If the City Council decides to sell the 1.4-mile-long former railroad line behind homes in the Northwood community, the adjoining residents will have to pay fair market value.
The council voted unanimously this week to hire an appraiser and to notify property owners next month on how much it would cost to buy the piece of the 60-foot-wide strip by their homes. The notice will ask residents to write back to the city if they are interested in buying a portion and fencing it into their back yards.
The council has not decided whether to sell the land. But council members said that if not enough residents want to buy it, the city would favor keeping the land and eventually developing a narrow park and bicycle trail. The city has long planned to develop a trail, but has lacked the $2.4 million to pay for it.
The idea of selling the land is being promoted by some residents living along the abandoned right of way, which the Irvine Co. gave to the city several years ago. Some Northwood residents have been pushing the council to sell the land or develop a trail to rid themselves of the problem. The area attracts teen-agers and vandals, who create noise and trash problems, some residents have said.
Some residents suggested that the city sell them the land for $1 a parcel, so that the city can easily unload the property and rid itself of potential problems. But the council rejected that option.
Most Irvine residents appearing at Tuesday's City Council meeting objected to selling the land, and said the city should keep the land as open space.
"We're talking about 10 acres of green space," said Mary Ann Gaido, a former council member and planning commissioner. "Ten acres of open space are valuable."
The council also approved conducting some form of poll of Northwood residents to determine whether they would be willing to pay slightly higher property taxes temporarily in order to build the greenbelt and bike path.

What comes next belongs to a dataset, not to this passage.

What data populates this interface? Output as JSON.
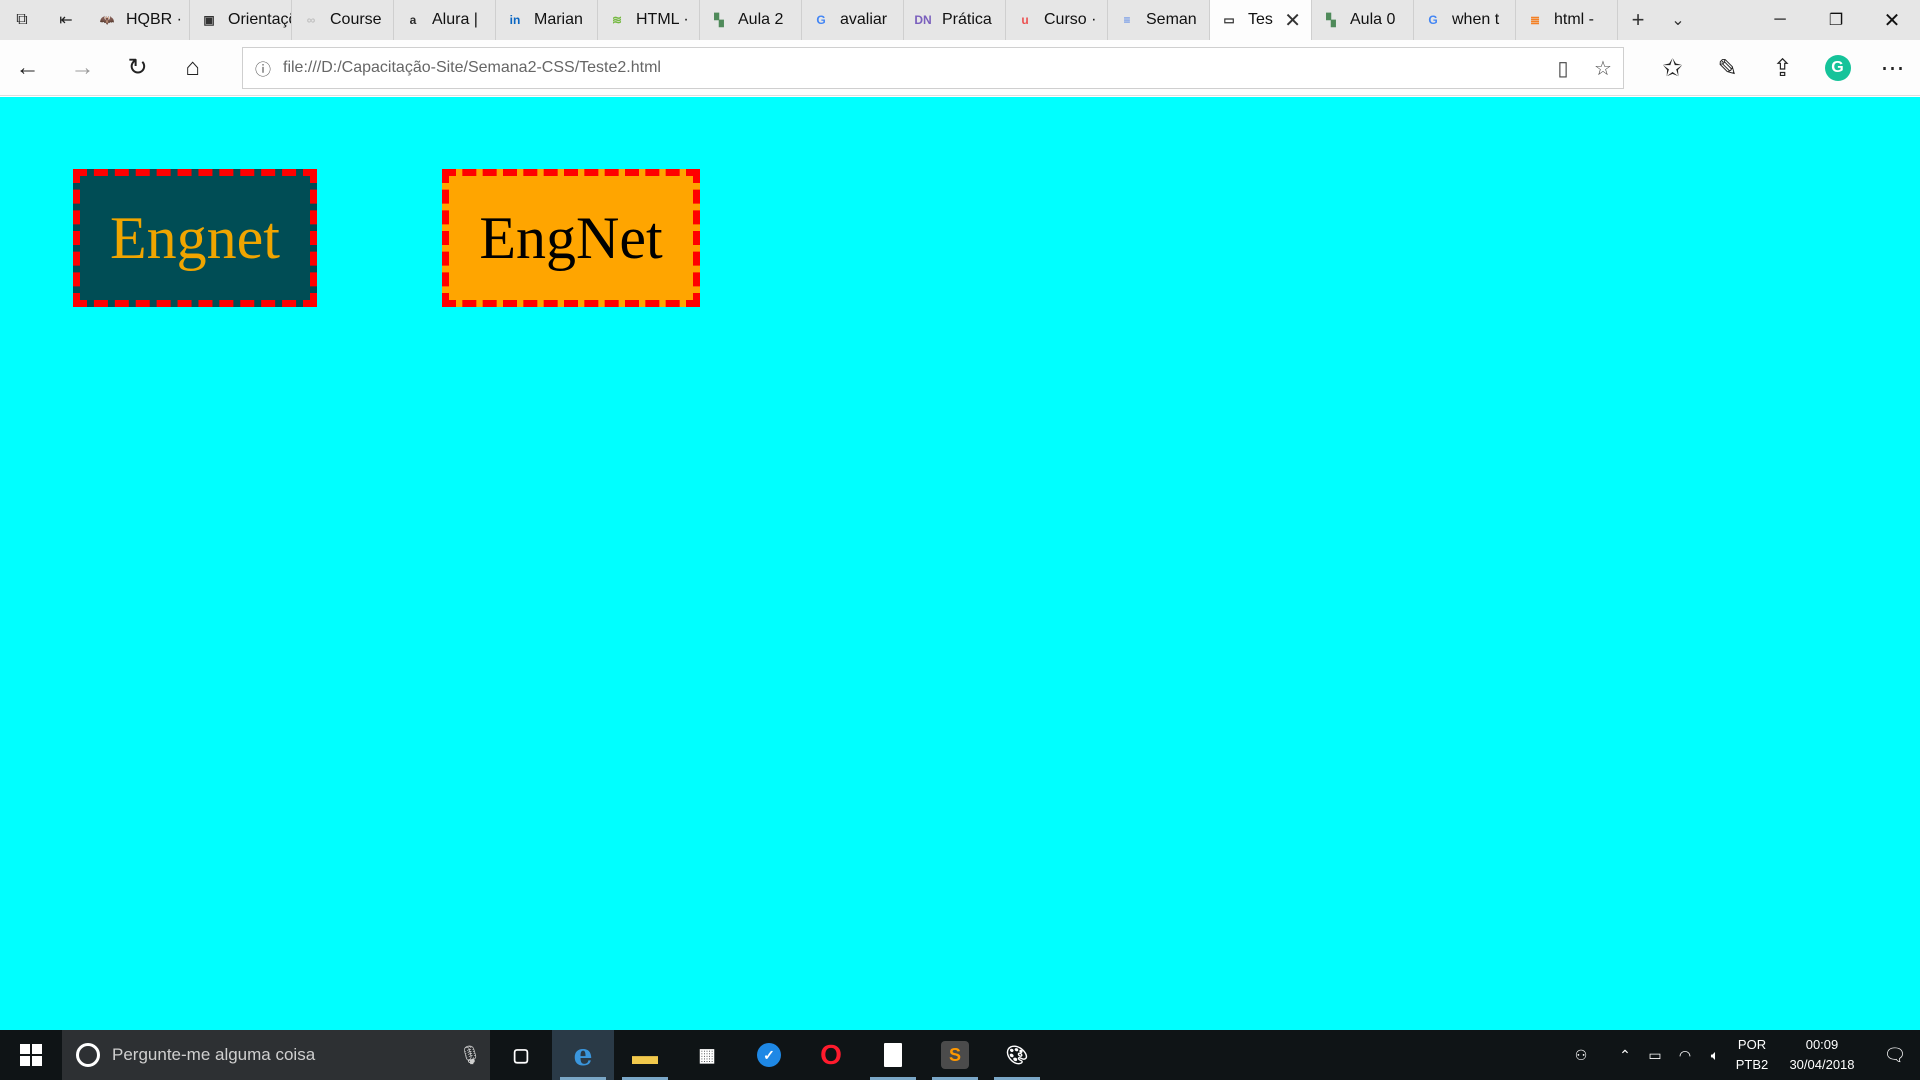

City staff members were asked to present ideas for conducting the poll at the council's Sept. 24 meeting.